**Prompt**
Retype the listing that follows, word for word.

_ _ _

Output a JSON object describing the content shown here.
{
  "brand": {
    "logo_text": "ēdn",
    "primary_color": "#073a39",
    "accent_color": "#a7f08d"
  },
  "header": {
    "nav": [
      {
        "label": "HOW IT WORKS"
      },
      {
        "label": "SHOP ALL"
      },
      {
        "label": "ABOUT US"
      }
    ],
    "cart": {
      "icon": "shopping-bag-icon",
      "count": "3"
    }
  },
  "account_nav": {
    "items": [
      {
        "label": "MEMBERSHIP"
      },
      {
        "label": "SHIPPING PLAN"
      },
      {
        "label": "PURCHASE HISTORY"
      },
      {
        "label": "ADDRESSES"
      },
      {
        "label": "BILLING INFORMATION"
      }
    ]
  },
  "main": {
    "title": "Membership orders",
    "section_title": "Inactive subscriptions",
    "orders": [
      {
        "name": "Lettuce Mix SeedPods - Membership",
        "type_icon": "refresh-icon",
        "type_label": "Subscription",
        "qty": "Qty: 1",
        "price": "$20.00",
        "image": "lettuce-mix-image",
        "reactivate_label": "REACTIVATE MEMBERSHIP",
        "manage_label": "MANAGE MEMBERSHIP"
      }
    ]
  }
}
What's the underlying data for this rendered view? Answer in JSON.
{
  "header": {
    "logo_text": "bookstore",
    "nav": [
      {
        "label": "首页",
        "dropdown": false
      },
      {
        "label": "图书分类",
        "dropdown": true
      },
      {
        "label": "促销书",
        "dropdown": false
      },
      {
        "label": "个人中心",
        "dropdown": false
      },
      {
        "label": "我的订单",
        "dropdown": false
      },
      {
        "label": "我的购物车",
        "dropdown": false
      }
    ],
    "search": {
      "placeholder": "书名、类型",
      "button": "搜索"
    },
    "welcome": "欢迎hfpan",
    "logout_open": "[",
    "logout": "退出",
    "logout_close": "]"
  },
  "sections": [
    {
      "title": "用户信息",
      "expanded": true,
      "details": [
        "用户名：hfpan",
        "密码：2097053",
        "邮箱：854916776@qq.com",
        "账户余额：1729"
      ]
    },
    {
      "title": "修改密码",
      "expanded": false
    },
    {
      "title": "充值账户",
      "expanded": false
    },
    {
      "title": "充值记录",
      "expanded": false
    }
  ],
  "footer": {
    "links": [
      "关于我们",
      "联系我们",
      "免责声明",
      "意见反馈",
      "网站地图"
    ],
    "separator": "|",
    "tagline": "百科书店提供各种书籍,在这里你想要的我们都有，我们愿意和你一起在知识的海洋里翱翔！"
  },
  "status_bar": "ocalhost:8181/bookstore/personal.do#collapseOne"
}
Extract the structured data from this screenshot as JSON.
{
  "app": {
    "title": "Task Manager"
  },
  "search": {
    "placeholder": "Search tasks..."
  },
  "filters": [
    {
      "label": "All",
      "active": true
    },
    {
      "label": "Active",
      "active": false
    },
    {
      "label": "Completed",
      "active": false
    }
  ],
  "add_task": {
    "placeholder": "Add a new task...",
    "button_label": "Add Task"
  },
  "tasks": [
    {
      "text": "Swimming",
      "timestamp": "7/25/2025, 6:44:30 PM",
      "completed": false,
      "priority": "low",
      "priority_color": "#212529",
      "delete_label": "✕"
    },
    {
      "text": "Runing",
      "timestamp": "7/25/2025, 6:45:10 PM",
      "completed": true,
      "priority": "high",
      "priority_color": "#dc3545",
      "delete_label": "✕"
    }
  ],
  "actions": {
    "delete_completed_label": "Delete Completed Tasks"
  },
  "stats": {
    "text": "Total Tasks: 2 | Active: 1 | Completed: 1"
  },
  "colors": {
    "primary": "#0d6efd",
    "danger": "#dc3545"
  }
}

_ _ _

**Task response**
Output a JSON object describing the content shown here.
{
  "brand": {
    "logo_text": "ēdn",
    "primary_color": "#073a39",
    "accent_color": "#a7f08d"
  },
  "header": {
    "nav": [
      {
        "label": "HOW IT WORKS"
      },
      {
        "label": "SHOP ALL"
      },
      {
        "label": "ABOUT US"
      }
    ],
    "cart": {
      "icon": "shopping-bag-icon",
      "count": "3"
    }
  },
  "account_nav": {
    "items": [
      {
        "label": "MEMBERSHIP"
      },
      {
        "label": "SHIPPING PLAN"
      },
      {
        "label": "PURCHASE HISTORY"
      },
      {
        "label": "ADDRESSES"
      },
      {
        "label": "BILLING INFORMATION"
      }
    ]
  },
  "main": {
    "title": "Membership orders",
    "section_title": "Inactive subscriptions",
    "orders": [
      {
        "name": "Lettuce Mix SeedPods - Membership",
        "type_icon": "refresh-icon",
        "type_label": "Subscription",
        "qty": "Qty: 1",
        "price": "$20.00",
        "image": "lettuce-mix-image",
        "reactivate_label": "REACTIVATE MEMBERSHIP",
        "manage_label": "MANAGE MEMBERSHIP"
      }
    ]
  }
}
What's the underlying data for this rendered view? Answer in JSON.
{
  "header": {
    "logo_text": "bookstore",
    "nav": [
      {
        "label": "首页",
        "dropdown": false
      },
      {
        "label": "图书分类",
        "dropdown": true
      },
      {
        "label": "促销书",
        "dropdown": false
      },
      {
        "label": "个人中心",
        "dropdown": false
      },
      {
        "label": "我的订单",
        "dropdown": false
      },
      {
        "label": "我的购物车",
        "dropdown": false
      }
    ],
    "search": {
      "placeholder": "书名、类型",
      "button": "搜索"
    },
    "welcome": "欢迎hfpan",
    "logout_open": "[",
    "logout": "退出",
    "logout_close": "]"
  },
  "sections": [
    {
      "title": "用户信息",
      "expanded": true,
      "details": [
        "用户名：hfpan",
        "密码：2097053",
        "邮箱：854916776@qq.com",
        "账户余额：1729"
      ]
    },
    {
      "title": "修改密码",
      "expanded": false
    },
    {
      "title": "充值账户",
      "expanded": false
    },
    {
      "title": "充值记录",
      "expanded": false
    }
  ],
  "footer": {
    "links": [
      "关于我们",
      "联系我们",
      "免责声明",
      "意见反馈",
      "网站地图"
    ],
    "separator": "|",
    "tagline": "百科书店提供各种书籍,在这里你想要的我们都有，我们愿意和你一起在知识的海洋里翱翔！"
  },
  "status_bar": "ocalhost:8181/bookstore/personal.do#collapseOne"
}
Extract the structured data from this screenshot as JSON.
{
  "app": {
    "title": "Task Manager"
  },
  "search": {
    "placeholder": "Search tasks..."
  },
  "filters": [
    {
      "label": "All",
      "active": true
    },
    {
      "label": "Active",
      "active": false
    },
    {
      "label": "Completed",
      "active": false
    }
  ],
  "add_task": {
    "placeholder": "Add a new task...",
    "button_label": "Add Task"
  },
  "tasks": [
    {
      "text": "Swimming",
      "timestamp": "7/25/2025, 6:44:30 PM",
      "completed": false,
      "priority": "low",
      "priority_color": "#212529",
      "delete_label": "✕"
    },
    {
      "text": "Runing",
      "timestamp": "7/25/2025, 6:45:10 PM",
      "completed": true,
      "priority": "high",
      "priority_color": "#dc3545",
      "delete_label": "✕"
    }
  ],
  "actions": {
    "delete_completed_label": "Delete Completed Tasks"
  },
  "stats": {
    "text": "Total Tasks: 2 | Active: 1 | Completed: 1"
  },
  "colors": {
    "primary": "#0d6efd",
    "danger": "#dc3545"
  }
}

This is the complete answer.